In addition to all of the benefits that karate training bestows, one more gift might be the most valuable. Strong bonds are often formed with dojo mates. The shared experiences of trials and triumphs fosters feeling of mutual respect. You know what the other person has gone through. How can you not respect them and still respect yourself? This mutual respect is a fertile ground for true friendship. This is another way in which a dojo differs from a gym. There is a much greater interest in common success and consequently a great vested interest in each other.

That bond goes beyond the dojo walls as well. Relationships are forged among dojos, and a connection exists between martial artists that is also born of that common experience, goals, and philosophy. Many times we have had visitors from far away schools from around the world. The camaraderie was instantaneous. Soon after we opened our new dojo in 2009. We had visitors from The Netherlands. The following is a write-up from that visit.

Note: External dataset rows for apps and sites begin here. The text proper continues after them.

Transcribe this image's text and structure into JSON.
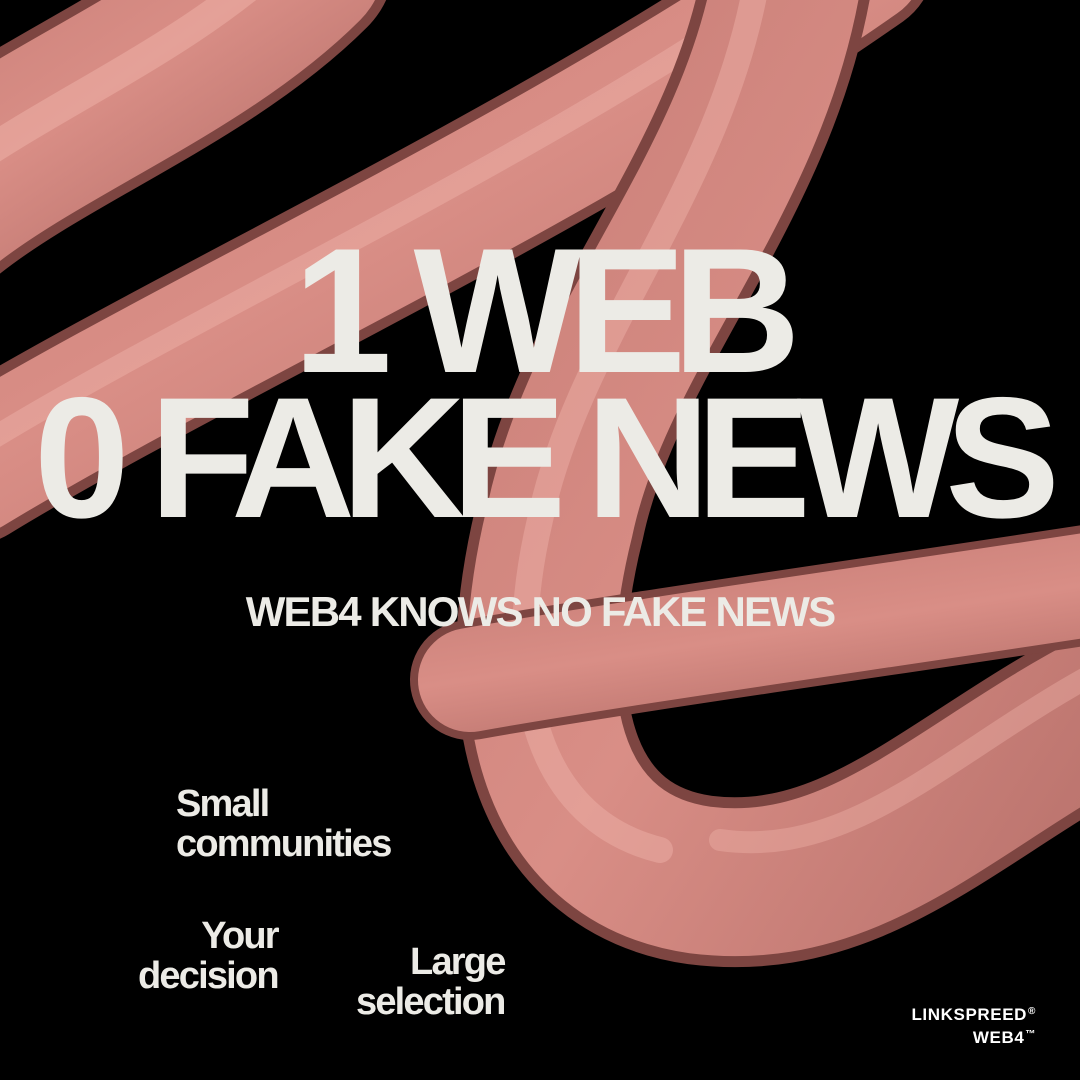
{
  "headline": {
    "line1": "1 WEB",
    "line2": "0 FAKE NEWS"
  },
  "subheadline": "WEB4 KNOWS NO FAKE NEWS",
  "features": [
    {
      "line1": "Small",
      "line2": "communities"
    },
    {
      "line1": "Your",
      "line2": "decision"
    },
    {
      "line1": "Large",
      "line2": "selection"
    }
  ],
  "brand": {
    "line1": "LINKSPREED",
    "mark1": "®",
    "line2": "WEB4",
    "mark2": "™"
  },
  "colors": {
    "background": "#000000",
    "text": "#ECEBE6",
    "tube": "#D98E86",
    "tube_highlight": "#F2B8B0",
    "tube_shadow": "#8A4E4A"
  },
  "decoration": "pink-3d-tube"
}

Friday, October 16, 2009

It is often the case that training with someone creates a bond that is hard to describe in words. One of the most interesting aspects of karate training, and Kyokushin in particular, seems to be the connections you share with others you have never before met. This, I suppose, comes from the shared understanding of what it means to train hard and to seek within yourself The Ultimate Truth.

Last night we had three visitors from the Netherlands who are in Connecticut for a short internship. Two of our visitors trained with us, one of which is a 1st Kyu brown belt in Kyokushin karate. It is amazing, if you consider the point, that someone can step into our school from the other side of the world and train as if she were a student here all along. Likewise, it is comforting to know that we would have someplace to train should we ever have the opportunity to travel to the Netherlands. This is true of places all over the world, where Kyokushin karateka and other martial arts practitioners are extremely welcoming of their fellow students.

It is a goal of this school to seek out such opportunities, and possibly travel to far away places, just to share in the simple yet wonderful thing that is karate training.

Both adults and children find that the dojo is a place they “belong.” Strong bonds and rich relationships are forged through hard training and nurtured with sweat. You’ll find many such relationships at the dojo; many of us have been close friends for years, in some cases many decades. When you come across an old dojo mate, you immediately recognize and appreciate that common bond.